While most of the space-related discussion about the omnibus spending bill for fiscal year 2014 passed by Congress this week focused on the relatively favorable spending levels for NASA in the bill, the legislation also included another benefit for the commercial launch industry. The legislative vehicle used for the omnibus spending package was HR 3547, a bill originally introduced in the House in November to extend the third-party liability indemnification regime for commercial launches by one year. The Senate amended that bill last month to instead provide a three-year extension, which was left in the final bill (with the appropriations package added) passed by both houses this week.
During the House debate on the omnibus bill earlier this week, Rep. Lamar Smith (R-TX), chairman of the House Science Committee and sponsor of the original version of HR 3547, mentioned that provision of the bill rather than its appropriations sections. “The three-year extension of the risk-sharing system in the bill today will help the commercial space industry and our economy,” he said. “For the next three years, space launch providers will have the stability and assurance they need to compete in the international market.” While his original bill only provided a one-year extension, he had made clear in earlier debate about the bill that he preferred a longer extension, accepting a one-year version to win support of House Democrats who wanted a short-term extension to more broadly study issues associated with indemnification.
Industry organizations embraced the three-year extension in the bill. The Commercial Spaceflight Federation, in a statement about the overall bill, praised the extension as a measure that helps the US commercial launch industry remain competitive against foreign providers.
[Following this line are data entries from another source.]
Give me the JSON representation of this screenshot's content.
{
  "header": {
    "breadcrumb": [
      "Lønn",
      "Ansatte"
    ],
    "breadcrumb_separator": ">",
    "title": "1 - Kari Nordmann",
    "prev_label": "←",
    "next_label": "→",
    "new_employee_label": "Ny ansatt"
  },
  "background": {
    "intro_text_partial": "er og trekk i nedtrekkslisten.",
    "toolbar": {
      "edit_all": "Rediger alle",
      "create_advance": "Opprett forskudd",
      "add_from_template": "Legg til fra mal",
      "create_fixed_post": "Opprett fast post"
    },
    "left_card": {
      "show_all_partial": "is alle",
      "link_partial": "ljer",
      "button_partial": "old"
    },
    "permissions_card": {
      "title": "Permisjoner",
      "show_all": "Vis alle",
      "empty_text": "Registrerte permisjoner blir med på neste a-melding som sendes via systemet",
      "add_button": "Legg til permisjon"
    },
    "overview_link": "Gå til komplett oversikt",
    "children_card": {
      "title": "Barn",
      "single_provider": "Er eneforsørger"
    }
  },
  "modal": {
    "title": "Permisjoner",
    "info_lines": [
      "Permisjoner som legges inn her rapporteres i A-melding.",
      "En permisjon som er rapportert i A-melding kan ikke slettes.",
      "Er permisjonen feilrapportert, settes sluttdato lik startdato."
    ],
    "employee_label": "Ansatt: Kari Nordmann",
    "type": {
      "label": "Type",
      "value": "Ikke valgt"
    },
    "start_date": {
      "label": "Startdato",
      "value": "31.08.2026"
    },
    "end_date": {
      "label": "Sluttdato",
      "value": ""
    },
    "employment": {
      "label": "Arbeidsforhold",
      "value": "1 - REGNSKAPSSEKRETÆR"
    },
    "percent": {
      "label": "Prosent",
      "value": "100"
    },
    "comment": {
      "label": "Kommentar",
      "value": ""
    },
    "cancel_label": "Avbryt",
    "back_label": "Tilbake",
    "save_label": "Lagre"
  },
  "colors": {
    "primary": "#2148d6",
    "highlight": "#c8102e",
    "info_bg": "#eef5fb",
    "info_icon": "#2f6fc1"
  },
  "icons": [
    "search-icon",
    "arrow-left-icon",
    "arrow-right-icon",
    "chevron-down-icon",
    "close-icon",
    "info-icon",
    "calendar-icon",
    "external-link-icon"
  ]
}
CSF chairman Stu Witt noted the commercial launch earlier this month of a communication satellite for a Thai company, Thaicom, by SpaceX. “The foreign satellite launch was won in a competitive market that includes overseas launch companies, many of which enjoy more robust third-party liability.”
“A consistent and effective third-party launch indemnification regime allows U.S. commercial satellite launch service providers to compete more effectively in the international marketplace,” said Patricia Cooper, president of the Satellite Industry Association (SIA), in a separate statement about the indemnification extension. “It is an important step in maintaining U.S. innovation and leadership in satellite launch and aids overall access to space.”
It’s unclear if the three-year extension will take pressure off Congress to perform a more detailed review of commercial launch regulations, including a reauthorization and update of the Commercial Space Launch Act, that had been proposed by some in Congress to take up in 2014. The industry, though is spared having to once again scramble for an extension at the end of 2014, as it had to in 2012 and 2013. In a presentation about issues associated with commercial spaceflight liability at the International Academy of Astronautics Space Exploration Conference in Washington on January 9, Matt Schaefer, director of the University of Nebraska’s Space, Cyber and Telecommunications Law Program, said the industry needed some near-term stability. “Having this indemnification regime expire every 12 months is just a really silly way for the US, which is the single largest user of space, to act.”